John and Brigid Forrest, both doctors, own vineyards in Marlborough, Otago and the Gimblett Gravels area of Hawkes Bay – in effect, New Zealand’s best terroir.
The Forrests have launched a new range known as the John Forrest Collection. Dr John Forrest said it was an attempt to “capture the best the land, the vines and the vintage have to offer”.
The 2009 Waitaki Valley pinot noir from this collection is a remarkable wine. The Waitaki Valley region is in North Otago, as distinct from Central Otago, at the base of the south island. Only about 500 hectares of wine are grown by about a dozen producers.
The vines were planted less than a decade ago. Despite their relative youth, this pinot reminds me of a first growth burgundy. It is all elegance and finesse, with a texture of oyster shell minerality combined with fresh red fruits on the palate, plus floral and herb notes like lavender on the nose.
Dr John Forrest described the collection as the pinnacle of his 22 years of winemaking. Imagine what this pinot will be like when the vines reach maturity in another 15-20 years, he asked.
He also identified pinot gris and chardonnay as potential outstanding performers in this terroir. The Waitaki River that runs through the Waitaki Valley is New Zealand’s biggest river, with that shimmering blue associated with the Lord of the Rings films.
Forrest Wines makes a range of wines. The Forrest Estate range is also excellent, especially the riesling, sauvignon blanc and the pinot noir. A New Zealand Master of Wine, Bob Campbell, described the sauvignon as the “sancerre of the south” — in other words, likening it to some of the best sauvignon blanc in France.
Unlike many New Zealand sauvignon blancs, it has a fresh mineral texture and flavours at the green apple and guava end of the spectrum rather than the cat’s urine and gooseberry often sometimes associated with this country’s sauvignons. Australian wine critic Huon Hooke described it as “about as good as Marlborough sauvignon blanc gets”.
Riesling is the good doctor’s favourite grape. He makes six types of these white delights. The 2010 edition from Marlborough is another fine example.

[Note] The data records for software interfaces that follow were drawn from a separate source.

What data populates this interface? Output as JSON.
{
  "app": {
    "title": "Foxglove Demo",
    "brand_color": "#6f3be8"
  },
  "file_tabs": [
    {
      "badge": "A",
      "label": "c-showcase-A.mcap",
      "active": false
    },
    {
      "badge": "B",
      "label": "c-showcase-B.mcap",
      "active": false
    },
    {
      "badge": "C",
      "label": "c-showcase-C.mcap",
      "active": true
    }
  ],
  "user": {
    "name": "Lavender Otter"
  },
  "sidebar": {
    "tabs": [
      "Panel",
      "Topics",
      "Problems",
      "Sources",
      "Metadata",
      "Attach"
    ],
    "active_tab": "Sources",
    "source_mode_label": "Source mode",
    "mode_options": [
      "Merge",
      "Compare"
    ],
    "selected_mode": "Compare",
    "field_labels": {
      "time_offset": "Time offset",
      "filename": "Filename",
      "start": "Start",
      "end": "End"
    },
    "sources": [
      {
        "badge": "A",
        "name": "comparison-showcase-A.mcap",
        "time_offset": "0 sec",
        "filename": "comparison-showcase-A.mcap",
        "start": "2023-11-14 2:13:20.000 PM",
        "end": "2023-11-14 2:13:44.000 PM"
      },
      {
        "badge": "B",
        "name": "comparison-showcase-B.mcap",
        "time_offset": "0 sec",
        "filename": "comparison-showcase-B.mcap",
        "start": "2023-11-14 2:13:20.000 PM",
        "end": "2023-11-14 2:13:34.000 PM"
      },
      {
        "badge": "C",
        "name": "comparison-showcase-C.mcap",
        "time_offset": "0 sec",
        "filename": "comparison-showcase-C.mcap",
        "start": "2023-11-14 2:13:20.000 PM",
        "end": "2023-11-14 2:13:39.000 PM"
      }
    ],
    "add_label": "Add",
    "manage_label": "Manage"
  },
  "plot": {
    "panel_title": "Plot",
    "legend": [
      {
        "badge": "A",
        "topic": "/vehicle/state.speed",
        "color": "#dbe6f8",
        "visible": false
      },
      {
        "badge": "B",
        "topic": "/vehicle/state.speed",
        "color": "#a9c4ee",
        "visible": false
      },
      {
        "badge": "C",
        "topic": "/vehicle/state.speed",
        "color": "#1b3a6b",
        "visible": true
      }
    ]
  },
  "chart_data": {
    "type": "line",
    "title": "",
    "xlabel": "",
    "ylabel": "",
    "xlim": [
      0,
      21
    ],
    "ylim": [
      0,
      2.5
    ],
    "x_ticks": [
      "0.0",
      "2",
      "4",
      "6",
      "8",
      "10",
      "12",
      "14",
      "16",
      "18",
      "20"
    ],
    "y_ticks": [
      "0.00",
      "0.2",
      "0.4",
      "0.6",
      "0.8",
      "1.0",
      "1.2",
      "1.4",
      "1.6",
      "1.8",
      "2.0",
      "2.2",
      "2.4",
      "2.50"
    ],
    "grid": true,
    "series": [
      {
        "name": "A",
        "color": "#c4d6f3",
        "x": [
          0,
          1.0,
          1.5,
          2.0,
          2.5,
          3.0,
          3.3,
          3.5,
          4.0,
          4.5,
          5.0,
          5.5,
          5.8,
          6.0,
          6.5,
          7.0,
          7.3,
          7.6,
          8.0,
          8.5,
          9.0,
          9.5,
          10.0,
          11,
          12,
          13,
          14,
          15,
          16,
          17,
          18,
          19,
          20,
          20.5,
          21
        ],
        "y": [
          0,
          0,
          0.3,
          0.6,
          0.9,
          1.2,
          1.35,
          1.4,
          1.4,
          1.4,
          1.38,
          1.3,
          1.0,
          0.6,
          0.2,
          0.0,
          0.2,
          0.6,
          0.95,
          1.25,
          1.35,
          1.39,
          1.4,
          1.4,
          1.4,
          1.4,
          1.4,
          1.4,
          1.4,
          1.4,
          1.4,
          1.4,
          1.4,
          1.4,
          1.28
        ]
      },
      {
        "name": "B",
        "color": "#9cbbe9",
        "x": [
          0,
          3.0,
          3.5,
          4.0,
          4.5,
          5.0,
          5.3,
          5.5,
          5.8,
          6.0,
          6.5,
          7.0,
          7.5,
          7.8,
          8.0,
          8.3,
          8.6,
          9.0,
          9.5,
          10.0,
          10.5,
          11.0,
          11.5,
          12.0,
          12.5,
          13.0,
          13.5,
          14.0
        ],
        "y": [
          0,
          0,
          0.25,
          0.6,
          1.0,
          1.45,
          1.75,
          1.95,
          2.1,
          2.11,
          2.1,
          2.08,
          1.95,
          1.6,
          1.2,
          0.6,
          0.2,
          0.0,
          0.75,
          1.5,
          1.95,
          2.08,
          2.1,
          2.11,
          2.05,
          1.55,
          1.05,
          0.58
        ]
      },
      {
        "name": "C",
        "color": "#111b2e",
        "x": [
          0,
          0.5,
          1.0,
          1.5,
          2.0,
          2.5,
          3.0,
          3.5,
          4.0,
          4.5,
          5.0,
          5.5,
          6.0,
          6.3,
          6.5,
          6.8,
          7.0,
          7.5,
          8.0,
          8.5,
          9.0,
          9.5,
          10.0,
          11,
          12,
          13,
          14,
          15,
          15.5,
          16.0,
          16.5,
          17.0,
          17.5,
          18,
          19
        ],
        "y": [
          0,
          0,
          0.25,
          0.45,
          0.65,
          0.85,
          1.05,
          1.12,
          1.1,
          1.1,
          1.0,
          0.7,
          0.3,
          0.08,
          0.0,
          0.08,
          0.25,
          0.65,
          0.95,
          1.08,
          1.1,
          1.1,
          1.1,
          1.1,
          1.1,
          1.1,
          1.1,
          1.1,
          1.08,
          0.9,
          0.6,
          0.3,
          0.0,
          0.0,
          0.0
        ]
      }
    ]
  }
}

This region, with its rounded pebbles and long hours of sunshine, induces a special minerality to Forrest riesling. It offers a lively sense of balance as well as place, plus a range of citrus flavours including lime and lemon and a touch of apricot.
This riesling has the longest “hang” of any Forrest wine. In other words, it ripens earlier than most other grape varieties but is allowed to stay on the vine and is the last picked. This concentrates flavours. Dr Forrest described riesling as the most “intellectual” of grapes because it presented the biggest range of options and mysteries to the winemaker.
We must also note the 2010 Forrest Estate pinot noir, also from Marlborough. It is riper than the North Otago pinot with flavours more at the black fruit end of the spectrum, and slightly sweeter. It also has that distinct “sous bois” or aroma of undergrowth like wet leaves one associates with burgundian pinots, plus hints of thyme and black cherry.
Dr Forrest said it was a pity the world knew so much about sauvignon blanc from Marlborough, because this tended to diminish the reputation of the region’s pinot.
The world should rejoice that Marlborough produces two outstanding examples of classic grape varieties, and Forrest Wines offers majestic versions of these wines.